So good luck to you, Omaha and South Dakota. We’d love to see it, but forgive us for not having a ton of faith in you. It’s a safety issue.
St. Francis Brooklyn
Our beloved Terriers went 7-11 in the NEC and aren’t looking likely once again. They have one of the worst three-point shooting percentages in Division I (28.6%) and just aren’t good. This is setting up nicely for a depressing loss in the quarterfinals.
The WAC Teams
New Mexico State isn’t quite as good as it was last year, but I’d be shocked if it doesn’t win the WAC again. The Aggies crushed Grand Canyon last night and have a healthy margin of talent over the likes Utah Valley and UT Rio Grande Valley. I hate it.
Man, that would be great. The MAAC Tournament is always a mess, and Quinnipiac isn’t terrible, but they are seventh in the conference and can’t really play defense, so I’m not very optimistic.
Thursday, March 6 (all times ET)
USC Upstate vs Winthrop — 11 a.m.
Stetson vs. Liberty — 6 p.m.

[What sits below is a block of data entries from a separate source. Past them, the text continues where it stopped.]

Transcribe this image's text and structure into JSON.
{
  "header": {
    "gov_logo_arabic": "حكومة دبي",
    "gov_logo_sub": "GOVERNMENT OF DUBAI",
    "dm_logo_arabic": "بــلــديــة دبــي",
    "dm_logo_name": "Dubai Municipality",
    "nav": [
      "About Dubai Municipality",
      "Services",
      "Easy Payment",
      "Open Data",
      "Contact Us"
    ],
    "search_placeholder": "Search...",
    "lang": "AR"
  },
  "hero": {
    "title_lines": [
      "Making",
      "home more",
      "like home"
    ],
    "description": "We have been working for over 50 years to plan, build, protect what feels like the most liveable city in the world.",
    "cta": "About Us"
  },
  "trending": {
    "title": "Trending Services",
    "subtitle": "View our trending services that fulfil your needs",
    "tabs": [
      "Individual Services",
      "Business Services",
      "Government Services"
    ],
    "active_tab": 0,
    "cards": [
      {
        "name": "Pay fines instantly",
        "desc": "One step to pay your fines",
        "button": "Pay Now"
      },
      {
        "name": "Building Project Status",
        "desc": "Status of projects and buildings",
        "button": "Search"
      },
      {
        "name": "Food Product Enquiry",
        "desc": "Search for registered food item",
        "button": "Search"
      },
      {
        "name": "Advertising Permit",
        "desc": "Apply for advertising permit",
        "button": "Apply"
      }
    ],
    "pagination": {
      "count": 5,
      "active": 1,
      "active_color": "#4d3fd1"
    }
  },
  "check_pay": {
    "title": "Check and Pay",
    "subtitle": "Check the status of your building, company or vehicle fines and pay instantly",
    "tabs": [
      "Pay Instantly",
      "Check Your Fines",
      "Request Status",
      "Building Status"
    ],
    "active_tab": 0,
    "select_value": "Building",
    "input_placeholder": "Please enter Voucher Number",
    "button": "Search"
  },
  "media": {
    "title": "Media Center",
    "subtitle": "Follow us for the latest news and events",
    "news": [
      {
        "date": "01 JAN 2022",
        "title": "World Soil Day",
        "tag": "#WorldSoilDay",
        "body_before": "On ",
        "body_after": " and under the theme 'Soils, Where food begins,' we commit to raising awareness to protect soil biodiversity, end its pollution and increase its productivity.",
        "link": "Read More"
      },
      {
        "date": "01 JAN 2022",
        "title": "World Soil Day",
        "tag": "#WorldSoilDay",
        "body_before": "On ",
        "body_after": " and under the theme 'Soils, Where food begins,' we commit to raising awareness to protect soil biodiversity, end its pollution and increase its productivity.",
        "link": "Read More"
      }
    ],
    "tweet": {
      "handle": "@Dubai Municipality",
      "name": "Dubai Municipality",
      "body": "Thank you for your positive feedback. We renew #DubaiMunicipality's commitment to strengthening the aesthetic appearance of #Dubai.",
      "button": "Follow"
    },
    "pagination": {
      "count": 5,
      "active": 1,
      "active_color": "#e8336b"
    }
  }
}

Hampton vs. Longwood — 7 p.m.
Friday, March 7
The Citadel vs. Wofford — 6:30 p.m.
THE NEVER MADE THE TOURNAMENT CLUB CLASS OF 2020
America East: Hartford Hawks, Maine Black Bears, New Hampshire Wildcats, UMass Lowell River Hawks
ASUN: Kennesaw State Owls, North Alabama Lions, NJIT Highlanders, Stetson Hatters (GOAT NAME)
Big Sky: Sacramento State Hornets
Big South: High Point Panthers, Longwood Lancers, Presbyterian Blue Hose, South Carolina Upstate Spartans,
Big West: UC Riverside Highlanders
CAA: William & Mary Tribe, Elon Phoenix
Horizon League: Youngstown State Penguins
MAAC: Quinnipiac Bobcats
MEAC: Bethune-Cookman Wildcats, Maryland-Eastern Shore Hawks
Northeast Conference: Bryant Bulldogs, Merrimack (NEW!) , St. Francis (NY) Terriers, Sacred Heart Pioneers
Ohio Valley Conference: SIU-Edwardsville Cougars, Tennessee-Martin SkyHawks
Patriot League: Army Black Knights
SoCon: The Citadel Bulldogs
Southland Conference: Central Arkansas Bears, Incarnate Word Cardinals
SWAC: Grambling Tigers
Summit: Denver Pioneers, IPFW Mastodons, Nebraska-Omaha Mavericks, South Dakota Coyotes, Western Illinois Leathernecks
WAC: California Baptist Lancers, Chicago State Cougars, Grand Canyon Antelopes, Texas Rio Grande Valley Vaqueros, Utah Valley Wolverines, UMKC Kangaroos